On our most recent trip to Richmond, I took Sam with me on a most critical errand: sample a donut from a different Richmond establishment. This time our destination was Sugar Shack.
|My accomplice has the goods.|
|There was a seventh one we ate. By the way, that blueberry in bottom right corner was one of the best donuts I've ever had.|
|The chocolate donut Sam and I shared.|
For as good as the donuts were the trip is more memorable for me because Sam came with me. As we were maneuvering car seats for his cousins, Sam got to wondering when he would be allowed to sit up front. We tested him in the seat to see if the airbag sensor went off, and it did. When I looked at the manual, that seemed to suggest that he was heavy enough and tall enough to sit there safely. But I was bothered by the number 12, thinking that age 12 is when one has clearance to sit up front. So I did some digging: 12 is the widely accepted standard due to size (Sam's okay there) and the nature of squirming kids. Usually a kid younger than 12 will squirm too much for an airbag to be of use. So I gave Sam a stern warning about posture and we were off.
Before I'm cast out into the leper colony of bad parents, I'd like to defend myself. Nine years old is a precious age. I'm still a hero in his eyes. Twelve ain't so precious, or at least so I hear. Rather than wait until a ceremonious day on or near the first of February in 2018, when the pre-teen Sam might prefer the back seat and his iPhone (or 2018 equivalent), I'd like to welcome up front with me the wonderful, cheerful companion I have now.
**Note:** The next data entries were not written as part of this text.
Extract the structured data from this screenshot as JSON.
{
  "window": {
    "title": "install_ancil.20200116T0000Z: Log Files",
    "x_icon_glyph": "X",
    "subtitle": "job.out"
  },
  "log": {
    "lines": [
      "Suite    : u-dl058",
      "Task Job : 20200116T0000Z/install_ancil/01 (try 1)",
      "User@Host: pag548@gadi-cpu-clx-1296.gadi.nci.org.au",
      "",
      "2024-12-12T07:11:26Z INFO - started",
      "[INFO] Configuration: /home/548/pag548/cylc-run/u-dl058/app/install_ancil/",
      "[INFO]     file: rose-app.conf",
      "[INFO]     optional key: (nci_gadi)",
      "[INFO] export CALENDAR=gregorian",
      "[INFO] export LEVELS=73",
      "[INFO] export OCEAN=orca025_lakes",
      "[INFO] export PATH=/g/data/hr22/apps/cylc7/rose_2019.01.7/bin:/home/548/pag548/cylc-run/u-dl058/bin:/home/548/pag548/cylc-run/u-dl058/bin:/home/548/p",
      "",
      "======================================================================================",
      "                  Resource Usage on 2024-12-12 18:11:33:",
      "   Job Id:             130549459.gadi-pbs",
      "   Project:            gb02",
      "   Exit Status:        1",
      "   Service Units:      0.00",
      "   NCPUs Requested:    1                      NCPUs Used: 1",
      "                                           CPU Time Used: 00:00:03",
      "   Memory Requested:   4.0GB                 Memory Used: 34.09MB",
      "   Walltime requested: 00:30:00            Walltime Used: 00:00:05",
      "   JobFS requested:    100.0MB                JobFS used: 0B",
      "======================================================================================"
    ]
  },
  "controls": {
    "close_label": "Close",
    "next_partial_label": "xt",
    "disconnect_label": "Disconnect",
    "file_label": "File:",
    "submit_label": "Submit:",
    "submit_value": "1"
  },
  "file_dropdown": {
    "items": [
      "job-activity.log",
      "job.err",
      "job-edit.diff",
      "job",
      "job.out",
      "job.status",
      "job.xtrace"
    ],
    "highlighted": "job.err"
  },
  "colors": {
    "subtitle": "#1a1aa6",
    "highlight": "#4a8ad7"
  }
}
Sometimes the safety and risk has to be secondary, and the chance to capitalize on age and attitude needs to take priority.